◆ Task to complete: The full set of entries, reproduced exactly, is the expected answer.

◆ Information shown:
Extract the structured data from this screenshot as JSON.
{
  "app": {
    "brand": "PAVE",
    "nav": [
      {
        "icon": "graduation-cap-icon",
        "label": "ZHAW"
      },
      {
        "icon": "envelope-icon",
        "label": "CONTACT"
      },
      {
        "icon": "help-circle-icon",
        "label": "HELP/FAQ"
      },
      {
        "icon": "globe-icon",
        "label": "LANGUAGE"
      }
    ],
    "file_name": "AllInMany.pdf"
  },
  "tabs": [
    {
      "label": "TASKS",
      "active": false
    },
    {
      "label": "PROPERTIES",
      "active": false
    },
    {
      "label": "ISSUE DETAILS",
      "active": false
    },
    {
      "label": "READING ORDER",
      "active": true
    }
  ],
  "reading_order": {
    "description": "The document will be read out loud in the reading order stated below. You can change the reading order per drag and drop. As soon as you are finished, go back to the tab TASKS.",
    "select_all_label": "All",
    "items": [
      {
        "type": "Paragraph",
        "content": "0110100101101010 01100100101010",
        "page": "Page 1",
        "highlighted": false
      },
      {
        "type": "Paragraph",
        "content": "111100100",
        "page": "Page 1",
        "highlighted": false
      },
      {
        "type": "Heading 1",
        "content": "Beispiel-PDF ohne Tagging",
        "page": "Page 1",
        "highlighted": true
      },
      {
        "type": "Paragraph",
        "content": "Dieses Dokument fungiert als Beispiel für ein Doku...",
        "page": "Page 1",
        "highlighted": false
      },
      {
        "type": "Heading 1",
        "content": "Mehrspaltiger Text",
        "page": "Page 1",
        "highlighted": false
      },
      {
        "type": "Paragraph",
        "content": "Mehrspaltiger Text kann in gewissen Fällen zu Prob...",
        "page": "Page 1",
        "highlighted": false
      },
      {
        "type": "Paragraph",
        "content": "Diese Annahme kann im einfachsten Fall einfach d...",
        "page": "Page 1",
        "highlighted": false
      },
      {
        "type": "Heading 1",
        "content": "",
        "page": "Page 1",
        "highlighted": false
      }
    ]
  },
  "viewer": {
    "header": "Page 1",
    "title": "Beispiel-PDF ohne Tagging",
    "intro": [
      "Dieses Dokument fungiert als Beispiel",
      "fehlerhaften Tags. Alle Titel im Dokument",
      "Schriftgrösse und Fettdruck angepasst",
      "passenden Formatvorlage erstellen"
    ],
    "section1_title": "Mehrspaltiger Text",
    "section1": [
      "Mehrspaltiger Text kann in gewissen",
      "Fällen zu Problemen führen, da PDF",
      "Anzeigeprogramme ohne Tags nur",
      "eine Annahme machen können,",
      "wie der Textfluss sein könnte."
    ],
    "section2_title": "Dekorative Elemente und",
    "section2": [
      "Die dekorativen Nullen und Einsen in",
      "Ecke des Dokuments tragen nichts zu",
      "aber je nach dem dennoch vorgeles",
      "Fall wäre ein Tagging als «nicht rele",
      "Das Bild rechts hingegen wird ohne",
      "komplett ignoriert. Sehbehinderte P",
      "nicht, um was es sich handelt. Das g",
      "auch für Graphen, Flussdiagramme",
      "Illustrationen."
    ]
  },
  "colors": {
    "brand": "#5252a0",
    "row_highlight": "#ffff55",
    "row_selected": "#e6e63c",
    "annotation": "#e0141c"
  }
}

◆ Task solution:
Extract the structured data from this screenshot as JSON.
{
  "app": {
    "brand": "PAVE",
    "nav": [
      {
        "icon": "graduation-cap-icon",
        "label": "ZHAW"
      },
      {
        "icon": "envelope-icon",
        "label": "CONTACT"
      },
      {
        "icon": "help-circle-icon",
        "label": "HELP/FAQ"
      },
      {
        "icon": "globe-icon",
        "label": "LANGUAGE"
      }
    ],
    "file_name": "AllInMany.pdf"
  },
  "tabs": [
    {
      "label": "TASKS",
      "active": false
    },
    {
      "label": "PROPERTIES",
      "active": false
    },
    {
      "label": "ISSUE DETAILS",
      "active": false
    },
    {
      "label": "READING ORDER",
      "active": true
    }
  ],
  "reading_order": {
    "description": "The document will be read out loud in the reading order stated below. You can change the reading order per drag and drop. As soon as you are finished, go back to the tab TASKS.",
    "select_all_label": "All",
    "items": [
      {
        "type": "Paragraph",
        "content": "0110100101101010 01100100101010",
        "page": "Page 1",
        "highlighted": false
      },
      {
        "type": "Paragraph",
        "content": "111100100",
        "page": "Page 1",
        "highlighted": false
      },
      {
        "type": "Heading 1",
        "content": "Beispiel-PDF ohne Tagging",
        "page": "Page 1",
        "highlighted": true
      },
      {
        "type": "Paragraph",
        "content": "Dieses Dokument fungiert als Beispiel für ein Doku...",
        "page": "Page 1",
        "highlighted": false
      },
      {
        "type": "Heading 1",
        "content": "Mehrspaltiger Text",
        "page": "Page 1",
        "highlighted": false
      },
      {
        "type": "Paragraph",
        "content": "Mehrspaltiger Text kann in gewissen Fällen zu Prob...",
        "page": "Page 1",
        "highlighted": false
      },
      {
        "type": "Paragraph",
        "content": "Diese Annahme kann im einfachsten Fall einfach d...",
        "page": "Page 1",
        "highlighted": false
      },
      {
        "type": "Heading 1",
        "content": "",
        "page": "Page 1",
        "highlighted": false
      }
    ]
  },
  "viewer": {
    "header": "Page 1",
    "title": "Beispiel-PDF ohne Tagging",
    "intro": [
      "Dieses Dokument fungiert als Beispiel",
      "fehlerhaften Tags. Alle Titel im Dokument",
      "Schriftgrösse und Fettdruck angepasst",
      "passenden Formatvorlage erstellen"
    ],
    "section1_title": "Mehrspaltiger Text",
    "section1": [
      "Mehrspaltiger Text kann in gewissen",
      "Fällen zu Problemen führen, da PDF",
      "Anzeigeprogramme ohne Tags nur",
      "eine Annahme machen können,",
      "wie der Textfluss sein könnte."
    ],
    "section2_title": "Dekorative Elemente und",
    "section2": [
      "Die dekorativen Nullen und Einsen in",
      "Ecke des Dokuments tragen nichts zu",
      "aber je nach dem dennoch vorgeles",
      "Fall wäre ein Tagging als «nicht rele",
      "Das Bild rechts hingegen wird ohne",
      "komplett ignoriert. Sehbehinderte P",
      "nicht, um was es sich handelt. Das g",
      "auch für Graphen, Flussdiagramme",
      "Illustrationen."
    ]
  },
  "colors": {
    "brand": "#5252a0",
    "row_highlight": "#ffff55",
    "row_selected": "#e6e63c",
    "annotation": "#e0141c"
  }
}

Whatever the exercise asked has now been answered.